management somewhat easier. Without /dev/anon, you need tmpfs mounted
on /tmp for optimal UML performance. With it, you get the same
performance without needing to make sure that your tmpfs mount is big
enough for the UMLs running on the system.
In my testing, which involves booting a number of instances on a
Debian image to a login prompt, the combination of /dev/anon and
'ubd=mmap' results in about a 25% decrease in host memory
consumption. This was measured by looking at the decrease in free
memory per UML when the host was not under memory pressure. Without
'ubd=mmap', this is ~28M. With 'ubd=mmap', this went down to ~21M. I
checked this by counting the number of instances I could boot before
the host went into swap. This increased from 16 to 20, again a 25%
This is obviously workload-dependent. Workloads that involve lots of
readonly data, such as code, will benefit more than those that involve
Performance of 'ubd=mmap'
People commonly ask if switching the ubd driver from using read() and
write() (and the data copying they do) to using mmap (and the tlb
flushing that it does) will help the performance of a single UML. The
answer is that the performance is probably about the same either way.
The reason is that mmap is an expensive operation for the CPU. People
have measured how large data copies have to be in order to be more
expensive than playing games with mmap.
The size that I've seen is about 8K, or two pages on x86. Since UML
is doing maps with 1 page granularity, which is in the ballpark, you'd
expect the performance to be about the same. My testing, which has
mostly been kernel builds, bears this out. The speed is pretty close,
to within the error, either way.
This is leading to more flexibility in managing the memory consumption
of UMLs and the host. The next step is to allow the host to add and
remove memory from UMLs at run-time, i.e. hot-plug memory.
This will allow a utility on the host to keep track of the memory
usage of the UMLs and the host, and shuffle memory between the UMLs
and to and from the host in order to implement whatever policy is
I am planning a shipping a sample utility which implements the
host-should-not-swap policy.

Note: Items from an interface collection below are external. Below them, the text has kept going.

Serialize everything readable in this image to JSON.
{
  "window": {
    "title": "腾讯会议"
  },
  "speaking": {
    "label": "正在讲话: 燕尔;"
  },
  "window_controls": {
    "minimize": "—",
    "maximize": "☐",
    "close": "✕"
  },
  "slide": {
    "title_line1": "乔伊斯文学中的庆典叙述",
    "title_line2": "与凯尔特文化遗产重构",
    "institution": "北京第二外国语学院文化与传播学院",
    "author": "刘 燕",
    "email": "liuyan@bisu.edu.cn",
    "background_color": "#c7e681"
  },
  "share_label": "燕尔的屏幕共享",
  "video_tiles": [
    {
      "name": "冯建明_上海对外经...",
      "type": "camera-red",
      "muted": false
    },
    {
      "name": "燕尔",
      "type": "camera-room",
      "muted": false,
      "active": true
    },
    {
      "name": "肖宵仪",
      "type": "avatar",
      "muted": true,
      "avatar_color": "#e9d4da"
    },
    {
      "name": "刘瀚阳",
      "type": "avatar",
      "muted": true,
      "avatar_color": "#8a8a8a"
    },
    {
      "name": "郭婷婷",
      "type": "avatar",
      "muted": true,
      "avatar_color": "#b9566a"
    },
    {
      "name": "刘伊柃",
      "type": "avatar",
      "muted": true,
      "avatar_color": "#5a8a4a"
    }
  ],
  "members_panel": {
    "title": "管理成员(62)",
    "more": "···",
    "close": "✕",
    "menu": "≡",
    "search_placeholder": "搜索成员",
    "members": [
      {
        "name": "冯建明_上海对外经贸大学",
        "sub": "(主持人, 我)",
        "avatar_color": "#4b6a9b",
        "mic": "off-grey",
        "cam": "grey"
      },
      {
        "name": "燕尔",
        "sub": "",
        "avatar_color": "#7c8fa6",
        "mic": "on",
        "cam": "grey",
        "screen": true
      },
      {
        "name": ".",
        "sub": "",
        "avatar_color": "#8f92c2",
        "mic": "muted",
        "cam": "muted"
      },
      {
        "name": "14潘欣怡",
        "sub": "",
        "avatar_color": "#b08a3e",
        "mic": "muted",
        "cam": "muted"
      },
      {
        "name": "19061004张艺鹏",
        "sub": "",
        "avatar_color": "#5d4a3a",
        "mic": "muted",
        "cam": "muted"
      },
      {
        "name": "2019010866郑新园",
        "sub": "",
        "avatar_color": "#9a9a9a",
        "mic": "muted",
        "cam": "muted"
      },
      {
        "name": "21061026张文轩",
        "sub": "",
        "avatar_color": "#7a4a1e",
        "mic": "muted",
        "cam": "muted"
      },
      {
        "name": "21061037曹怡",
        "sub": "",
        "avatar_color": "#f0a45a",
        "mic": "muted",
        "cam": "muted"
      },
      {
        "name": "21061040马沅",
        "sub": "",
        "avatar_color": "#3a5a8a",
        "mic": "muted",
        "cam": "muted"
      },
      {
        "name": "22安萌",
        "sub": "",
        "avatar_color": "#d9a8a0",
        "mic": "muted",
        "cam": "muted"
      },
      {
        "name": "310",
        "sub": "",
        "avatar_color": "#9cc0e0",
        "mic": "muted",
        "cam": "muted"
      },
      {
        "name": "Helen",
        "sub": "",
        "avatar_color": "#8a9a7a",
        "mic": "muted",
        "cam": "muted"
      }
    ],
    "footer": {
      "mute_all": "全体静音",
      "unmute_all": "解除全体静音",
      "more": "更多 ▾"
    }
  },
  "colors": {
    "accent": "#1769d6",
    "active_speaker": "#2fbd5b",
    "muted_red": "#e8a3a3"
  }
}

This would keep track of the free memory
on the host, and, when it gets low, it would remove memory from an
idle UML and release it to the host. When the host has ample memory,
it would look for a UML that's under memory pressure and give it some
It is also possible to use this facility to reverse the monotonic
increase in UML memory consumption described above. By pulling memory
out of a UML until it squeals, you will force it to drop its page
cache, resetting its host memory consumption to what it was much
earlier in its life. Doing this periodically to all the UMLs on the
host will result in their cached data being much more up-to-date, at
the expense of some performance loss from old cache data not being
available and needing to be reread.
These are probably a decent start for any UML site, and might be
sufficient for many, but some may need something different. For
example, a UML ISP might have different classes of UMLs on the same
host, and would want the expensive UMLs to have preference over the
cheap ones for whatever memory is available. UML will provide
mechanism, plus an example policy or two, and it will be up to the
user community to implement whatever policies are appropriate for host